Home | Events\Presentations | About Me | Services | Contact Us | Does Counseling Really Work?

Brian Rees, PH.D., LPC

Does Counseling Really Work?

Myths About Counseling

1. Counseling never helps.
Research has proven that counseling can be very effective in helping clients make healthy changes in their lives. However, healthy change isn’t a sure thing, so counseling isn’t always helpful. For counseling to be effective, it’s necessary for the client to take an active part in the process, both inside and outside of the therapeutic hour. If a client is unwilling or unable to look within in an honest way, it’s highly likely that this client will not achieve the healthy changes he or she seeks.

2. Counseling is just a place where people go
to focus on their problems.
There’s nothing but negativity: a problem-focused place to discuss life’s problems. Wow!
Although many people enter counseling to address problem areas in life, not everyone does. Some people enter counseling proactively to find ways to address issues in healthy ways before these issues become problems while others simply want to find ways to achieve greater success in life. Yet, even for those individuals who enter counseling to address problems, there’s good news. Dr. Rees uses competency-based approaches to help his clients identify their unique strengths and to help them learn how they can better utilize these strengths and resources to overcome their problems and maximize their potential. His clients have enjoyed his therapeutic use of humor, too.

3. Seeking counseling demonstrates a personal weakness.
On the contrary, seeking personal growth and/or admitting that one doesn’t have all the answers to all of life’s questions demonstrates the presence of strength and humility. Thousands of years ago, King Solomon wrote “Plans fail for the lack of counsel, but with many advisers they succeed.”

4. Counseling isn’t worth the hassle because insurance company employees who aren’t directly involved in therapy are ultimately in control of treatment.
The client and his or her therapist should be in control of the course of therapy. Dr. Rees made the decision to avoid the potential of unhealthy triangles involving clients and insurance companies that might unintentionally compromise the quality of care for his clients. Also, most insurance companies require a formal mental disorder diagnosis and can dictate the length and amount of sessions. However, if insurance does need to be filed, Dr. Rees offers a one page, standard industry form for clients to complete and send to their insurance for reimbursement if an 'out of network' clause exists.
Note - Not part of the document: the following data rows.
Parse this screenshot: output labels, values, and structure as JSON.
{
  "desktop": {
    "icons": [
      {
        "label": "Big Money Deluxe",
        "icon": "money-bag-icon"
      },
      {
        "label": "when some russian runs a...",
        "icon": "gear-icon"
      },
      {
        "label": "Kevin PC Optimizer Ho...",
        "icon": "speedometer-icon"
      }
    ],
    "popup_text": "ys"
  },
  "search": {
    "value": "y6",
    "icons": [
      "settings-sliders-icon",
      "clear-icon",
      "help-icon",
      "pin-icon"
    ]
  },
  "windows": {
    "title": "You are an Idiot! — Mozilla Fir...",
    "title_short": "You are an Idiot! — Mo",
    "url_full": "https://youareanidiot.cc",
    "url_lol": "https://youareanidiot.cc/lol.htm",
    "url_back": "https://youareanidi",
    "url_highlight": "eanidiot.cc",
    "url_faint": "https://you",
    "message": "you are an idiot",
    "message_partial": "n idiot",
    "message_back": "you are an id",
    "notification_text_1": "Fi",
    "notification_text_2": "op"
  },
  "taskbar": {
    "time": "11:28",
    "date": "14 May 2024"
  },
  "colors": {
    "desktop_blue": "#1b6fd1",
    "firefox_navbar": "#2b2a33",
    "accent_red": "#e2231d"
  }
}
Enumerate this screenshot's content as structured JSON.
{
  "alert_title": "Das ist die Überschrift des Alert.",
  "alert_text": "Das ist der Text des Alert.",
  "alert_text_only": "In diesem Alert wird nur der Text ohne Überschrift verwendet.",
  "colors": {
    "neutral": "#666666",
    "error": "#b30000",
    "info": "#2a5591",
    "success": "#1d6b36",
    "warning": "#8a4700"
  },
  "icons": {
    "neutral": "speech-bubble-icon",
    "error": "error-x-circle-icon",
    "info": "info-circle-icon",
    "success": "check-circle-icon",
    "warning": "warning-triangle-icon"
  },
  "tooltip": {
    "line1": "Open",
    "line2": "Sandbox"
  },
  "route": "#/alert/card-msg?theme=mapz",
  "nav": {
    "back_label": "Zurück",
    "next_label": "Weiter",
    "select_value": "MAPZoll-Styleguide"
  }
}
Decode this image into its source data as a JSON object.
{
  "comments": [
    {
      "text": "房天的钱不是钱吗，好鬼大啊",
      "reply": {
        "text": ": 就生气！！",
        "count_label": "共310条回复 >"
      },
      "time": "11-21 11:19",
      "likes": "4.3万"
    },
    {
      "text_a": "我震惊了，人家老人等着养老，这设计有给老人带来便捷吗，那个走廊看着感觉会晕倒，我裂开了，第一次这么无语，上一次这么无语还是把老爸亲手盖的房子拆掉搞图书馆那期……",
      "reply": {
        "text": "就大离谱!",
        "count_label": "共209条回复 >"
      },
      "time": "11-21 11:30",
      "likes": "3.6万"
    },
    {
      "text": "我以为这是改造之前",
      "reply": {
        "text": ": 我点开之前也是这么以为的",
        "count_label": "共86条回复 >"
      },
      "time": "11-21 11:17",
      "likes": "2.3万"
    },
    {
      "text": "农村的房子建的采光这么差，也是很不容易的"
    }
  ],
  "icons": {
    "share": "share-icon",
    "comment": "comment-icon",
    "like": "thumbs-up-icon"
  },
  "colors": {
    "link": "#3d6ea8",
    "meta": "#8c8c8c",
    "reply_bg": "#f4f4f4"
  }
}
5. All counselors, regardless of whether they are a man or a woman, are touchy-feely softies who can’t relate to the typical guy.
Although he’s comfortable dealing with his emotions and the emotions of others, a softy who can’t relate to the typical guy he is not. In addition to being a working husband and father, as a teenager, Brian played football, tennis, and rugby. Today, Brian enjoys weight lifting, softball, golf, jogging, hunting, fishing, reading, Harley riding, and spent his 20s and 30s playing in a rock band!